The stock price was trading at $8.80 in midday trading Thursday as Mediacom announced the March 4 vote.
After a special committee of the Mediacom board recommended acceptance of the $8.75 offer last fall, the company and Commisso entered into an agreement.
There is a possibility that shareholders could receive more than the $8.80 trading price if a settlement on lawsuits -- effectively alleging Commisso is getting too sweet a deal -- is enacted. Shareholders in question could receive 25 cents a share, minus attorneys' and other fees to add to the $8.75.
Cable stocks have been performing well -- with Comcast, Time Warner and Cablevision not far from 52-week highs. Perhaps helped by Commisso's offers for privatization -- he made a preliminary one for $6 in May -- Mediacom shares have more than doubled.
A rejection of Commisso's offer would likely bring a short-term drop in share price, but the long-term prognosis might be viewed as strong. Still, countervailing threats could be a rise in cord-cutting and content rights costs.
The special committee of two independent Mediacom directors that endorsed the $8.75 proposal relied partly on analysis by Barclays Capital to reach its conclusion.
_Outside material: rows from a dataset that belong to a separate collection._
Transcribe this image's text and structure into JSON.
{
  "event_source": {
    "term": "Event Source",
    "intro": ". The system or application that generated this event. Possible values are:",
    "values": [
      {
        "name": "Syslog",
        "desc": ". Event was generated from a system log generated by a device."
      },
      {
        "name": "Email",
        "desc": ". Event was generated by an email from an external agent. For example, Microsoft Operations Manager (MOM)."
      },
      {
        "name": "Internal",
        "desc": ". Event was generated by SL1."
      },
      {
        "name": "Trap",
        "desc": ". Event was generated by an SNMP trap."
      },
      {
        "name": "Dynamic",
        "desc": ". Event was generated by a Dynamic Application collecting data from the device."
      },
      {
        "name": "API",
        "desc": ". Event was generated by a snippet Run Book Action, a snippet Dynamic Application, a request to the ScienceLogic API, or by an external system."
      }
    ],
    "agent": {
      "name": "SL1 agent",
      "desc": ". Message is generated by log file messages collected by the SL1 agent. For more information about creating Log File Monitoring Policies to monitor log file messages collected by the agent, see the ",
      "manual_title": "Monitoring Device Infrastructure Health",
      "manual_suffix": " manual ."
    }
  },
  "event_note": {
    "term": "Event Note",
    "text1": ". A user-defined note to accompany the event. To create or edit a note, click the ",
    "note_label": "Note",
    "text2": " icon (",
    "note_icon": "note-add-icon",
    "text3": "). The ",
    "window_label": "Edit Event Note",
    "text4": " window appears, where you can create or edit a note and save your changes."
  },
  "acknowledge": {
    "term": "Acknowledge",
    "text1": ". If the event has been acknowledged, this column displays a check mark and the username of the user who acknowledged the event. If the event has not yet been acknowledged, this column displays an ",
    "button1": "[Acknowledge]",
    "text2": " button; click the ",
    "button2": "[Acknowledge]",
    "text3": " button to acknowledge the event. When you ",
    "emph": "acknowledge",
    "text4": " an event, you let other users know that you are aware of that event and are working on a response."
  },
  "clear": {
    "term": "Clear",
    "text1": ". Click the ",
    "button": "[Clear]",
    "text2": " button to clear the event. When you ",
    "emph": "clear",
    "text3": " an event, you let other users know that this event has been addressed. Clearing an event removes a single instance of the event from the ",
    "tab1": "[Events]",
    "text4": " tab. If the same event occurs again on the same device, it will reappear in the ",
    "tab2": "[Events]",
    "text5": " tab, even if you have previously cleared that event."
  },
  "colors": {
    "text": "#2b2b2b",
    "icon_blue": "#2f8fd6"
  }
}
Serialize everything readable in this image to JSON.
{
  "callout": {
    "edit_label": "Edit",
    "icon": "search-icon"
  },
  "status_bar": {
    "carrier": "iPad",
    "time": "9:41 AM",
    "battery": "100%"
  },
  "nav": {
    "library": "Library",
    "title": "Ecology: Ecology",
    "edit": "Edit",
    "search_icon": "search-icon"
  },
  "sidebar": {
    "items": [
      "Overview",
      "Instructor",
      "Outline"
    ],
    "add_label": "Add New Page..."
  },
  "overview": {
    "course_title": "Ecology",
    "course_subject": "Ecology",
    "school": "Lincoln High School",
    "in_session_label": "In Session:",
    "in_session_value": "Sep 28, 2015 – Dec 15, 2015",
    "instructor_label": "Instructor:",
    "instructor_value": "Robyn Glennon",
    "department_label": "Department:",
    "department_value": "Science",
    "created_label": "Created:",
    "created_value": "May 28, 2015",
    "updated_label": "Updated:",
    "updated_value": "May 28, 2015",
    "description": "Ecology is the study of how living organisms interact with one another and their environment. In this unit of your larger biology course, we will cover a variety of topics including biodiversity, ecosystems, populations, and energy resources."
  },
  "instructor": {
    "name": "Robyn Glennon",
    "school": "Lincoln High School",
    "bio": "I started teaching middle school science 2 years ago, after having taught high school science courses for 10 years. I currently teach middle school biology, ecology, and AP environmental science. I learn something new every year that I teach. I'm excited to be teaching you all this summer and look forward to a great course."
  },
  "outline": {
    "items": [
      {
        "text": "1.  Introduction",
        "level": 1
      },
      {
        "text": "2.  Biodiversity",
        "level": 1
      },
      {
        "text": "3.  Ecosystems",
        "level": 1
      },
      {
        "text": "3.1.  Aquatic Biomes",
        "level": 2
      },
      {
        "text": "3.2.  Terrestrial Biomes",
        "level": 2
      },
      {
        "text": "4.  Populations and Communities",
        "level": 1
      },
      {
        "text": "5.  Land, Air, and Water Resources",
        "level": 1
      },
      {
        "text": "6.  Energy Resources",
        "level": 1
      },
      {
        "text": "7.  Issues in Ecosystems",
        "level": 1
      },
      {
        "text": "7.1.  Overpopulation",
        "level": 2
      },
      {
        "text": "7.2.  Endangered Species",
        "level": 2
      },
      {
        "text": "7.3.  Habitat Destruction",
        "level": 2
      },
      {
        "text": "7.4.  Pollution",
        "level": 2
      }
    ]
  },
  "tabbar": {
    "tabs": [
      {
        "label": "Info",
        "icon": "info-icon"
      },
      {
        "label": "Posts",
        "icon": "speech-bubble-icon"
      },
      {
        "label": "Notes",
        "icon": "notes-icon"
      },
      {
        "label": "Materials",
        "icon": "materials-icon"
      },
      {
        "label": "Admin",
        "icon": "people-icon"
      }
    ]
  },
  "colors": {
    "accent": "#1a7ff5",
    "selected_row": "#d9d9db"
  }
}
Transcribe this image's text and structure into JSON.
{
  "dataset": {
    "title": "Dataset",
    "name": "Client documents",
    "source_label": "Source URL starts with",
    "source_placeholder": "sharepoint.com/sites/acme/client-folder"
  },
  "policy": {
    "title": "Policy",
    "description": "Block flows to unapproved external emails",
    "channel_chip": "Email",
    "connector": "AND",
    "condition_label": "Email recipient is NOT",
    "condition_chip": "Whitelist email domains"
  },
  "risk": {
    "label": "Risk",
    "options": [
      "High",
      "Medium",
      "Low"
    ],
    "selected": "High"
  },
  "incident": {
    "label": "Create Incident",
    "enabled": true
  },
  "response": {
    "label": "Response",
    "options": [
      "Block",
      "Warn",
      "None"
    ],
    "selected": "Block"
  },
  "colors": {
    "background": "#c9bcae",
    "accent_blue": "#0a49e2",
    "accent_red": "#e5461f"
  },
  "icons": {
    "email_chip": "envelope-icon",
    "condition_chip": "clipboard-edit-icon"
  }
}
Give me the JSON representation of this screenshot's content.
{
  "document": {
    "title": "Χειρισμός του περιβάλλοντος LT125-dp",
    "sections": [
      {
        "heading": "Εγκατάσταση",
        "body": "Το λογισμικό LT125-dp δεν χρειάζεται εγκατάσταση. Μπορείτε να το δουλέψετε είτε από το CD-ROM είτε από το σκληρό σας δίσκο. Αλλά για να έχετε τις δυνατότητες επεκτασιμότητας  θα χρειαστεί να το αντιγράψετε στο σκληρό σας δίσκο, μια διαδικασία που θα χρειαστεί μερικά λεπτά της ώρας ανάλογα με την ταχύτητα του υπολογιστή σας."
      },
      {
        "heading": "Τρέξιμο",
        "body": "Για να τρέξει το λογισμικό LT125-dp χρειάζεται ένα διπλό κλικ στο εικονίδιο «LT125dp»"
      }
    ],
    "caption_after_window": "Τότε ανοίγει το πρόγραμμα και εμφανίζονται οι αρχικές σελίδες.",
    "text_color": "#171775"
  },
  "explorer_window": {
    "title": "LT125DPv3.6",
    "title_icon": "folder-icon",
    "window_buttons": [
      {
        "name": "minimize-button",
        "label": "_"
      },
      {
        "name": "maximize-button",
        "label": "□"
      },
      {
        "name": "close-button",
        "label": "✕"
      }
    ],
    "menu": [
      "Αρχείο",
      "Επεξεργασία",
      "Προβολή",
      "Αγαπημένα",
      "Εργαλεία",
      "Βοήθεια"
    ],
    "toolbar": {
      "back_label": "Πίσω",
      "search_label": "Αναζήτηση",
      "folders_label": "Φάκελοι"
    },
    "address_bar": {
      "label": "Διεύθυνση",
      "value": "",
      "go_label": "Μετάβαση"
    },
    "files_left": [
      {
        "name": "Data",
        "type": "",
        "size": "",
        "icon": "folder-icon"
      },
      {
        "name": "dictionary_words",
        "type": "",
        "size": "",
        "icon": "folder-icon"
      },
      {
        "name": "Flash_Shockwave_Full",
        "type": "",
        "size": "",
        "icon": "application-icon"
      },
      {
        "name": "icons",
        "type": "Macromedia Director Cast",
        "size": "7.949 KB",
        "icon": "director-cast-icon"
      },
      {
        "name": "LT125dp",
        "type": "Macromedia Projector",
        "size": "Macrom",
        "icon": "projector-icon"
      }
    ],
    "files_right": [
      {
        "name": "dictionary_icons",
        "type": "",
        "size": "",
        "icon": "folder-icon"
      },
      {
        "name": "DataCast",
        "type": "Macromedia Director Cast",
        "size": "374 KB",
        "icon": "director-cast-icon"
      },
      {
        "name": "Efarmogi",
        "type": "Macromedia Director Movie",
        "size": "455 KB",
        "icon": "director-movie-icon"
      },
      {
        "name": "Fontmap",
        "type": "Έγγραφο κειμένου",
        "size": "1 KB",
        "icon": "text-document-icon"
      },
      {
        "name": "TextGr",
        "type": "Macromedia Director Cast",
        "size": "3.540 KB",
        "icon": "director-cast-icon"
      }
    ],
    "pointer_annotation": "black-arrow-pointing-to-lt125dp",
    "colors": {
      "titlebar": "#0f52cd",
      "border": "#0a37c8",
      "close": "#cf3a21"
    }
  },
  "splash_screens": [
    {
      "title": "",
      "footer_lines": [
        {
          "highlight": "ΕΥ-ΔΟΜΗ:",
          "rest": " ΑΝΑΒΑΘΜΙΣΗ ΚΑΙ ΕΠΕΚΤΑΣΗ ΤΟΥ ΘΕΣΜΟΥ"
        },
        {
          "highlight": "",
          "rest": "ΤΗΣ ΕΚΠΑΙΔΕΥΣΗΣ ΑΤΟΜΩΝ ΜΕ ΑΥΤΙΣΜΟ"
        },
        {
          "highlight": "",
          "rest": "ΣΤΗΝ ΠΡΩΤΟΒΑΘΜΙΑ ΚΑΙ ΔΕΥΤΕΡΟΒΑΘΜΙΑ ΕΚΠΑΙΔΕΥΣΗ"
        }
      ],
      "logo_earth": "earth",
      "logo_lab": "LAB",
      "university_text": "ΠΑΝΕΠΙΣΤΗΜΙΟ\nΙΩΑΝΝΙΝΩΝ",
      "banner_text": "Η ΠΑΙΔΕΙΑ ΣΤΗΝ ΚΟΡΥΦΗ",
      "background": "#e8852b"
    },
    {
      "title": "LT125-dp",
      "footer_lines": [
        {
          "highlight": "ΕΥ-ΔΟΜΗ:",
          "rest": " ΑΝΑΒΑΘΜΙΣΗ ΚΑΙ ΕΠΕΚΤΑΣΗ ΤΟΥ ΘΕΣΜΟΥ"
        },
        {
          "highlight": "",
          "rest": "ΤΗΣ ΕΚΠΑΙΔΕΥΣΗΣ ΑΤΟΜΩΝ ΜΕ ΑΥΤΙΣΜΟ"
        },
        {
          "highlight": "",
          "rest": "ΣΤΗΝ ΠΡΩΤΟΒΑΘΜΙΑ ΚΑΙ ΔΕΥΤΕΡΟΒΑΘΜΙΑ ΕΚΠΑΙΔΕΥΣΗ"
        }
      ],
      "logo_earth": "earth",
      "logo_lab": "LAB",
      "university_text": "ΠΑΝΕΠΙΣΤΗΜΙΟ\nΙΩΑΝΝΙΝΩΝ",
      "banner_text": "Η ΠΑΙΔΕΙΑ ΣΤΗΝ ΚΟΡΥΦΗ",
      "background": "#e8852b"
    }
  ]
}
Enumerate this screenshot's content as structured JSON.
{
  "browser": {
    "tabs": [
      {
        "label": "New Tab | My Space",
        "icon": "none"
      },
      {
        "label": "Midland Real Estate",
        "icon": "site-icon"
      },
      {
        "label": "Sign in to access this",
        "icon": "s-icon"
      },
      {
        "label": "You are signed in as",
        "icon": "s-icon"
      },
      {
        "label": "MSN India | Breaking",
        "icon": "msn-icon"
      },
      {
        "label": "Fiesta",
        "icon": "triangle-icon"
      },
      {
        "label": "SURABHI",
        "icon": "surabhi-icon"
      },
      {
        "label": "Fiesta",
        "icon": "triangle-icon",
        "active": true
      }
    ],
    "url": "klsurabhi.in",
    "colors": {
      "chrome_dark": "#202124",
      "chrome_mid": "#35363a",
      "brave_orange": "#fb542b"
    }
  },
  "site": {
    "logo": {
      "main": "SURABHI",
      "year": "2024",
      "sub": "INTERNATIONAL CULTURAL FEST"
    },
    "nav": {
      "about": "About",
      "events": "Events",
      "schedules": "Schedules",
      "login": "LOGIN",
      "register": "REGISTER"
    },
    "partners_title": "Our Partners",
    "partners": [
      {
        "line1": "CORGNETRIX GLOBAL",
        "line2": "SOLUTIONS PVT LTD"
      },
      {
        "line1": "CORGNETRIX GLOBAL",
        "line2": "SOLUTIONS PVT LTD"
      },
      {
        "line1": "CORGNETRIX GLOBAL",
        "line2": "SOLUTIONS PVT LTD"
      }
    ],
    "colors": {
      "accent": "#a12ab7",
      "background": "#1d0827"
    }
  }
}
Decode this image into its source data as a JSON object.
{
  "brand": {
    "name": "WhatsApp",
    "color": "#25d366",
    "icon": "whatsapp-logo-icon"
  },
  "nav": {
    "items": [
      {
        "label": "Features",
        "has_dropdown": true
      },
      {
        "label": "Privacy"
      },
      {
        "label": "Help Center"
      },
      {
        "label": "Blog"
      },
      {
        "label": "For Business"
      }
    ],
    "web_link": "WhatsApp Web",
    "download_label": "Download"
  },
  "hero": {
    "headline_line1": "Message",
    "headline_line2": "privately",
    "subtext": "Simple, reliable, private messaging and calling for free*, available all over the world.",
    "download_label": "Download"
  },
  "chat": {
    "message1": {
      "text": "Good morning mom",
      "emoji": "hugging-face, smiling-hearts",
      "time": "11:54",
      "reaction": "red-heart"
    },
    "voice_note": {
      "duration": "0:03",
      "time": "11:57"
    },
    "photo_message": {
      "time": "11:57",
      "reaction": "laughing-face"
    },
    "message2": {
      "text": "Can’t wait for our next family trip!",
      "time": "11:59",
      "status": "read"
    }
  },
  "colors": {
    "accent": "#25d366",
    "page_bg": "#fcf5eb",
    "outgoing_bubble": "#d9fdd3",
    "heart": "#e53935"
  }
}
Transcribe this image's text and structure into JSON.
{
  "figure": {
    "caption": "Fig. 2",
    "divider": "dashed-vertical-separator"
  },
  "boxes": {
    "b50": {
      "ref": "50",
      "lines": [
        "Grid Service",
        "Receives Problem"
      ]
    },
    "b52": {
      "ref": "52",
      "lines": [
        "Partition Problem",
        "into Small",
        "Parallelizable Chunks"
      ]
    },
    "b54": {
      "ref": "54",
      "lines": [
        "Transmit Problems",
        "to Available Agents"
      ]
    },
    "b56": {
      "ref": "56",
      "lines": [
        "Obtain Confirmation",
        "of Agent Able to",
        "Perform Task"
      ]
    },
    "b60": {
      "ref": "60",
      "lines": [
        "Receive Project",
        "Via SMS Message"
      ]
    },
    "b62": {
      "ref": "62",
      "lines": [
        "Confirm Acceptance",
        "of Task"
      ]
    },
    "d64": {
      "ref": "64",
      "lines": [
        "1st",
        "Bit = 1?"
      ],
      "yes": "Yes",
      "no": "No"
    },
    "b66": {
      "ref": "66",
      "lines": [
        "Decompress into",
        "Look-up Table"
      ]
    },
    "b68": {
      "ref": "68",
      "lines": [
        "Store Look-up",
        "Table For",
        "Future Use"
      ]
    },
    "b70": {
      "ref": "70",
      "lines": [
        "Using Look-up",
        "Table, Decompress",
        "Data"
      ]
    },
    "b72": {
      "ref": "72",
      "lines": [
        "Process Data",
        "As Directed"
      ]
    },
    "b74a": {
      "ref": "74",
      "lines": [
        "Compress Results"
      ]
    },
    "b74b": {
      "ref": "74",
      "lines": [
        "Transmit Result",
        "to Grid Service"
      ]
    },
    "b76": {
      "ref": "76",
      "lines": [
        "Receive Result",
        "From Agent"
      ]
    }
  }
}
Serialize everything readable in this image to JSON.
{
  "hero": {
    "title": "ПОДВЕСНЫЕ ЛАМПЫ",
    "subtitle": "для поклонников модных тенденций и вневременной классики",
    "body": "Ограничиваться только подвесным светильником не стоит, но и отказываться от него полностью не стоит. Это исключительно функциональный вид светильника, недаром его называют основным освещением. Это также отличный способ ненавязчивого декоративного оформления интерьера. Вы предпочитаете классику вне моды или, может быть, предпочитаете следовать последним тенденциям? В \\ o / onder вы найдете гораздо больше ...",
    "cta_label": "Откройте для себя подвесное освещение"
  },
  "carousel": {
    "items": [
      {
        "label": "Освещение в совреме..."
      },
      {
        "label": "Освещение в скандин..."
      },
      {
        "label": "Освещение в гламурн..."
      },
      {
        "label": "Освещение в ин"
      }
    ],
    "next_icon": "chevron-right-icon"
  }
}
The offer price would be a 112% premium over where Mediacom closed on Feb. 3, 2010. Commisso founded the company in 1995 and took it public in 2000. As of Sept. 30, 2010, it had 535,000 video customers, down from 561,000 a year ago. Net income for the nine-month period was down by about $27 million versus the year before, even as revenues rose.